Government writes down cladding flat loan
THE GOVERNMENT’S help to buy scheme has written down the loan Cecile Langevin took out for her flat, after she found the value had fallen dramatically due to flammable cladding.
Earlier this year, the New Capital Quay complex in Greenwich was found to have ‘multiple’ fire safety issues. The 11 blocks are home to around 2,000 people, and ‘more than a dozen’ concerns were identified, not including that the buildings are clad with panel combinations that failed the government’s fire safety tests.
A deficiency notice was issued by the London Fire and Emergency Planning Authority (LFEPA), which discovered defective fire doors, missing fire stopping, ‘dangerous’ fire escapes and holes in plasterboard meant to act as compartmentation to ‘stop the spread of flames and smoke’. In total it identified 16 fire safety concerns, including a ‘lack of arrangements’ for evacuating vulnerable and elderly residents.
An ‘ineffective maintenance regime’, broken firefighting lift and fire hydrant were also mentioned, LFEPA stating that ‘procedures to be followed in the event of serious and imminent danger to relevant persons are inadequate’, while 30 fire marshals continue to patrol 24 hours a day at a cost of £25,000 per week.
Galliard Homes, which owns the site, responded that some defects ‘had been addressed’, and that there had been ‘no issue with missing fire-stopping material, just an error during the inspection’. Residents were worried they would have to pay the estimated £20m to £40m bill, or around £20,000 to £40,000 per flat, while they also faced a £1.25m bill for the ‘round-the-clock’ fire warden patrols.
The company planned to sue the National House Building Council (NHBC) over ‘who pays for cladding that was certified as compliant with building regulations at the time of installation’, but have since ‘been deemed to have failed fire safety rules’. Most recently, Miss Langevin stated that she had discovered her flat’s value had fallen from £475,000 to £50,000 as a result.
She commented at the time that ‘it is like someone has taken away our life choices, our freedom. And nobody is doing anything about it’. The dispute ‘could take years to resolve’ between Galliard and the NHBC, with ‘potentially thousands’ of other owners nationwide left with ‘an unsellable flat’. The value change came after a RICS (Royal Institute of Chartered Surveyors) approved surveyor assessed Mrs Langevin’s apartment for her as she hoped to upsize, and she noted that the ‘whole complex is blighted’.
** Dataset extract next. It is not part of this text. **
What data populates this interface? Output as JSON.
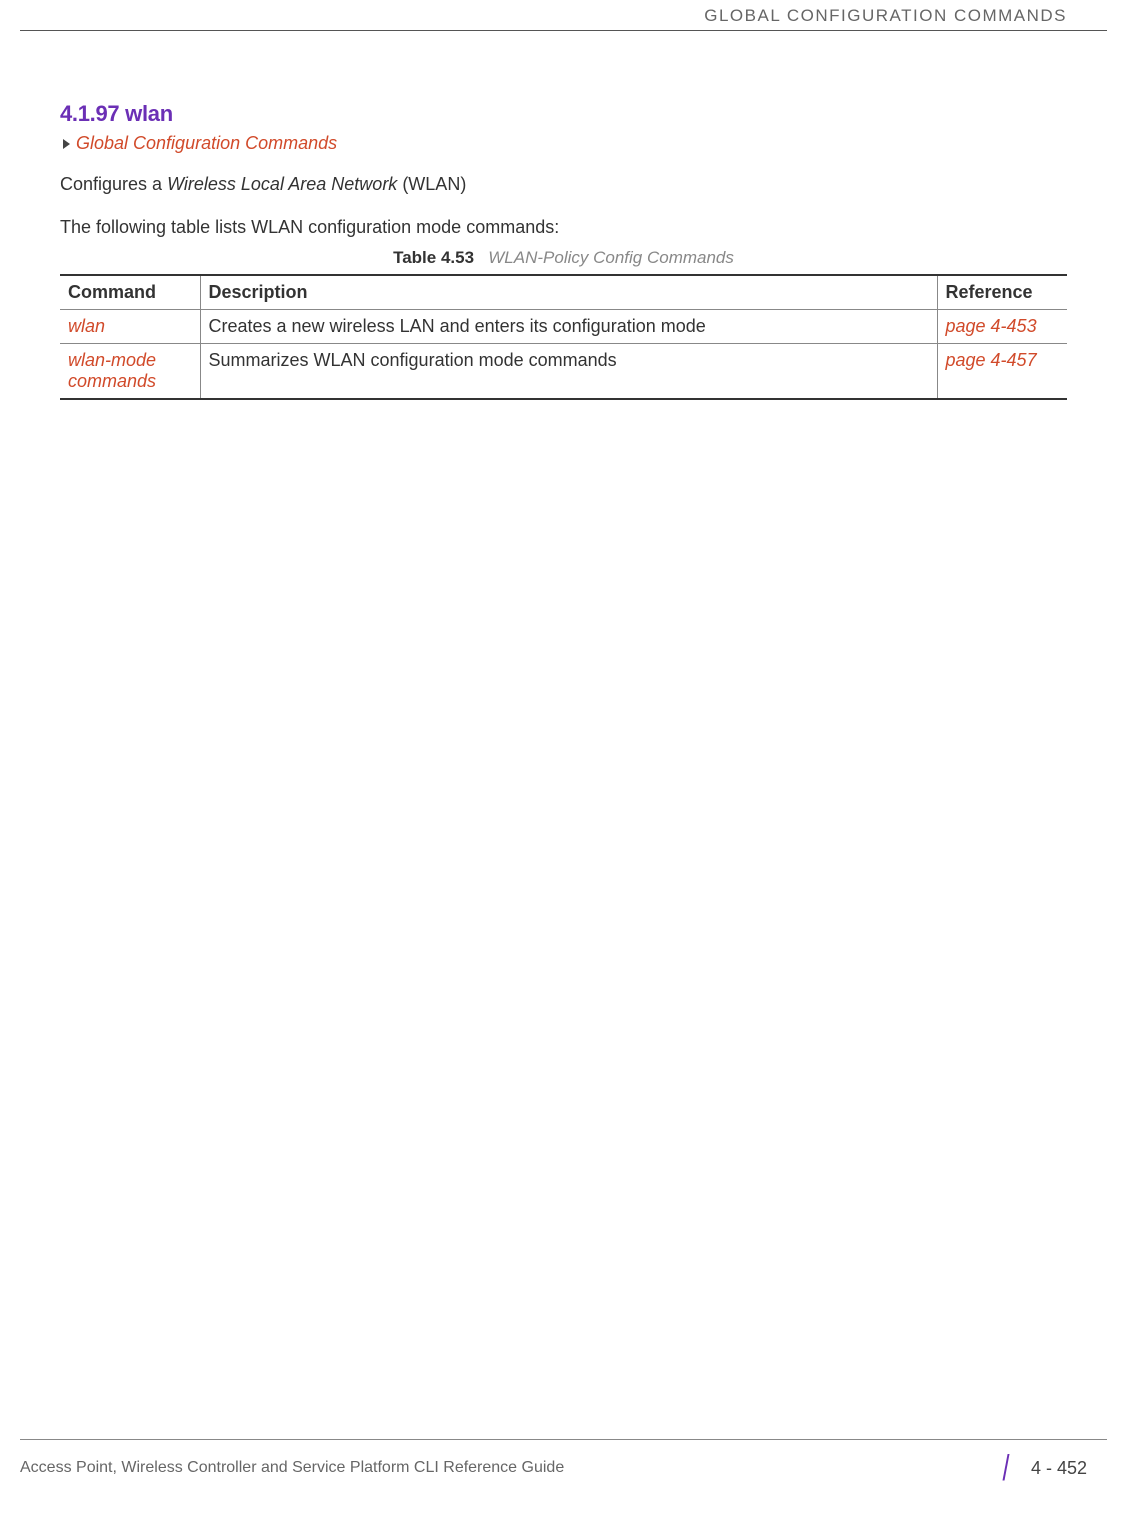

Now, The Guardian has reported that Homes England ‘has agreed to virtually wipe out’ her loan, which ‘raises the prospect of multimillion-pound losses for the government scheme on any flat that goes into negative equity’. It had written to her last week to say it had agreed ‘she could pay back her loan at the knock-down valuation’, adding: ‘Homes England has now determined that you may proceed with the redemption of your help-to-buy equity loan based on the valuation provided … ie at a market value of £50,000.’
She will now have to pay back 20% of the new valuation of £50,000 - £10,000 – which leaves the government with ‘a[n] £85,000 shortfall on its original loan’. It was reported last week, in addition, that residents of New Capital Quay are considering legal action against Galliard Homes over combustible cladding replacement costs.